The purpose of this study is to examine the friendship composition among high school teenagers and analyze the demographic patterns of the friendship links. Furthermore, the authors estimate if friendship composition have an effect on educational outcomes. The authors intend to close some gaps in the teenage friendship literature by focusing on the effects of the peer composition rather than the cohort quality of the teenager. They use survey data from the National Longitudinal Study of Youth Adolescent Health (Add Health) to conduct the analysis.
With the use survey data they identify teenagers who have mutually identified themselves as friends, and define these friendship links using the demographic attributes of the students who are in that friendship group. Furthermore, the authors exclude friendship links between schools and between grades. Although this may seem too restrictive, the data indicates that 80 percent of all friendship links are within the same grade of the same school. Additionally, only same gender friendship links are being considered to avoid any romantic relationships in the model.
Using this information, a probability model is constructed to describe the probability of a friendship link between any pair of students. This probability is given as a function of demographic composition of each cohort. This model suggest that, the probability of a friendship formation does not exclusively depends on the cohort composition but also on the size of the cohort.
Summary statistics indicate an average of 2.65 one-directional friendships for a male students and 3.1 one-directional friends for a female student. These numbers are much lower when mutual friends are being considered, at 0.69 friends for a male and 1.1 friends for a female student.
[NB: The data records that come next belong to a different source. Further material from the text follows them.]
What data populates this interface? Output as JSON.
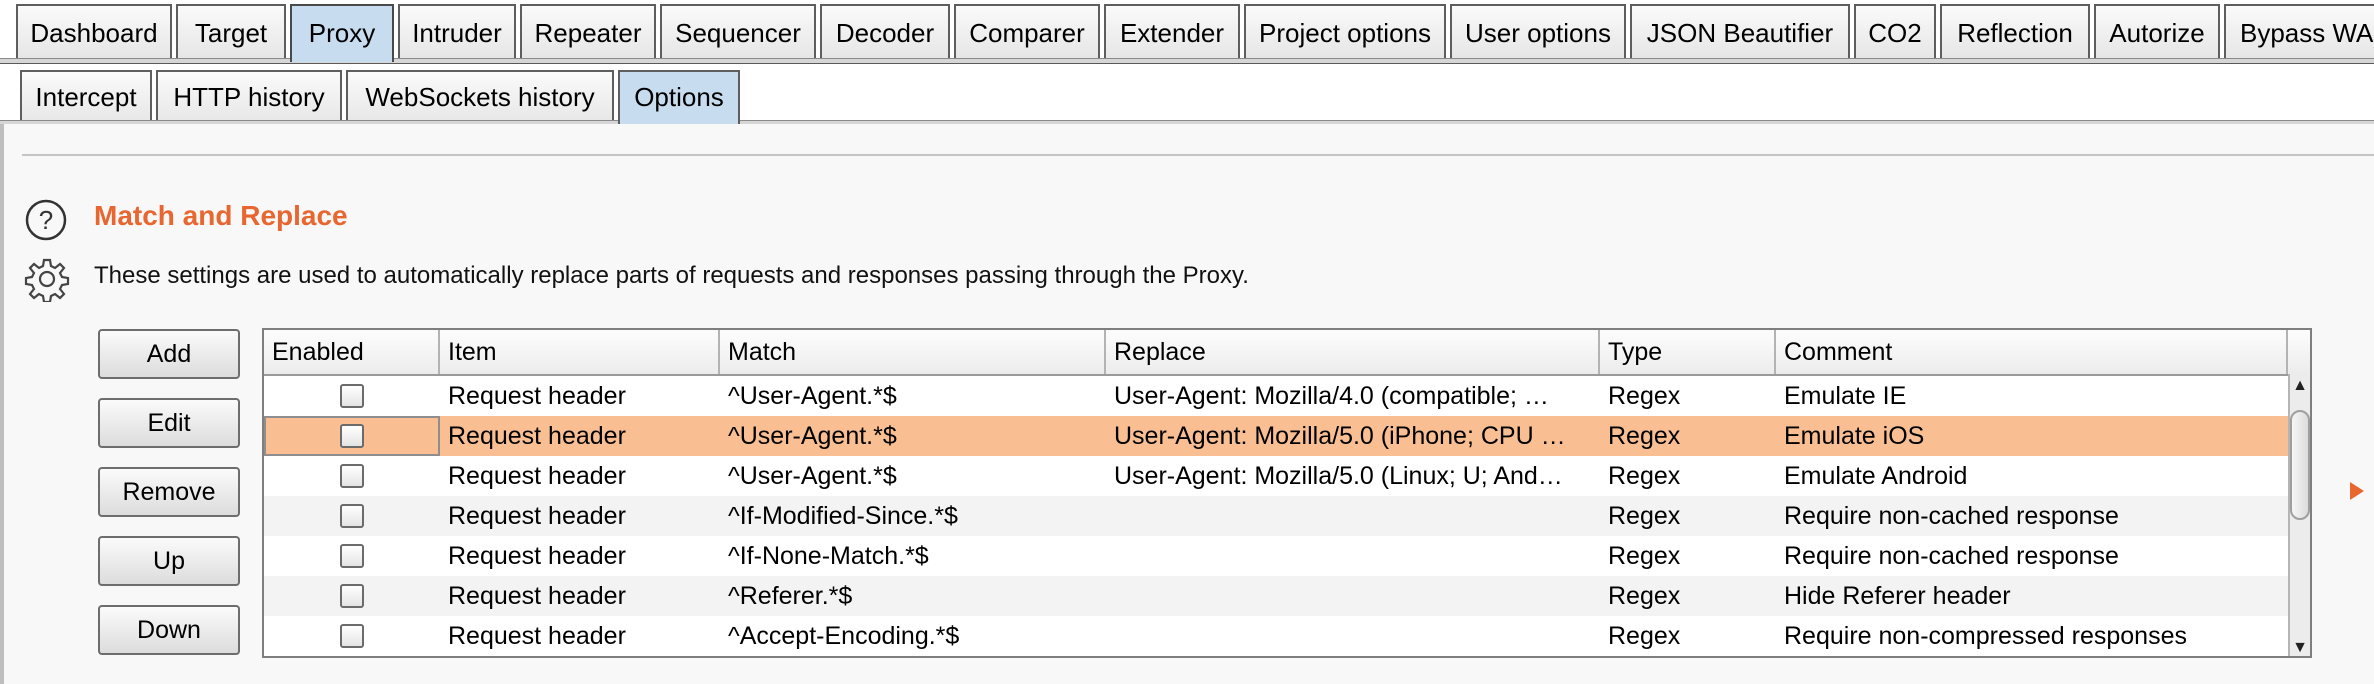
{
  "main_tabs": [
    {
      "label": "Dashboard"
    },
    {
      "label": "Target"
    },
    {
      "label": "Proxy",
      "active": true
    },
    {
      "label": "Intruder"
    },
    {
      "label": "Repeater"
    },
    {
      "label": "Sequencer"
    },
    {
      "label": "Decoder"
    },
    {
      "label": "Comparer"
    },
    {
      "label": "Extender"
    },
    {
      "label": "Project options"
    },
    {
      "label": "User options"
    },
    {
      "label": "JSON Beautifier"
    },
    {
      "label": "CO2"
    },
    {
      "label": "Reflection"
    },
    {
      "label": "Autorize"
    },
    {
      "label": "Bypass WA"
    }
  ],
  "sub_tabs": [
    {
      "label": "Intercept"
    },
    {
      "label": "HTTP history"
    },
    {
      "label": "WebSockets history"
    },
    {
      "label": "Options",
      "active": true
    }
  ],
  "section": {
    "title": "Match and Replace",
    "description": "These settings are used to automatically replace parts of requests and responses passing through the Proxy.",
    "help_icon": "question-circle-icon",
    "settings_icon": "gear-icon",
    "accent_color": "#e8662f"
  },
  "buttons": {
    "add": "Add",
    "edit": "Edit",
    "remove": "Remove",
    "up": "Up",
    "down": "Down"
  },
  "table": {
    "columns": [
      "Enabled",
      "Item",
      "Match",
      "Replace",
      "Type",
      "Comment"
    ],
    "rows": [
      {
        "enabled": false,
        "item": "Request header",
        "match": "^User-Agent.*$",
        "replace": "User-Agent: Mozilla/4.0 (compatible; …",
        "type": "Regex",
        "comment": "Emulate IE"
      },
      {
        "enabled": false,
        "item": "Request header",
        "match": "^User-Agent.*$",
        "replace": "User-Agent: Mozilla/5.0 (iPhone; CPU …",
        "type": "Regex",
        "comment": "Emulate iOS",
        "selected": true
      },
      {
        "enabled": false,
        "item": "Request header",
        "match": "^User-Agent.*$",
        "replace": "User-Agent: Mozilla/5.0 (Linux; U; And…",
        "type": "Regex",
        "comment": "Emulate Android"
      },
      {
        "enabled": false,
        "item": "Request header",
        "match": "^If-Modified-Since.*$",
        "replace": "",
        "type": "Regex",
        "comment": "Require non-cached response"
      },
      {
        "enabled": false,
        "item": "Request header",
        "match": "^If-None-Match.*$",
        "replace": "",
        "type": "Regex",
        "comment": "Require non-cached response"
      },
      {
        "enabled": false,
        "item": "Request header",
        "match": "^Referer.*$",
        "replace": "",
        "type": "Regex",
        "comment": "Hide Referer header"
      },
      {
        "enabled": false,
        "item": "Request header",
        "match": "^Accept-Encoding.*$",
        "replace": "",
        "type": "Regex",
        "comment": "Require non-compressed responses"
      }
    ],
    "selected_row_color": "#f9bf92"
  }
}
One limitation of this statistic is that the authors fail to calculate the average number of friends for each age group. This would be...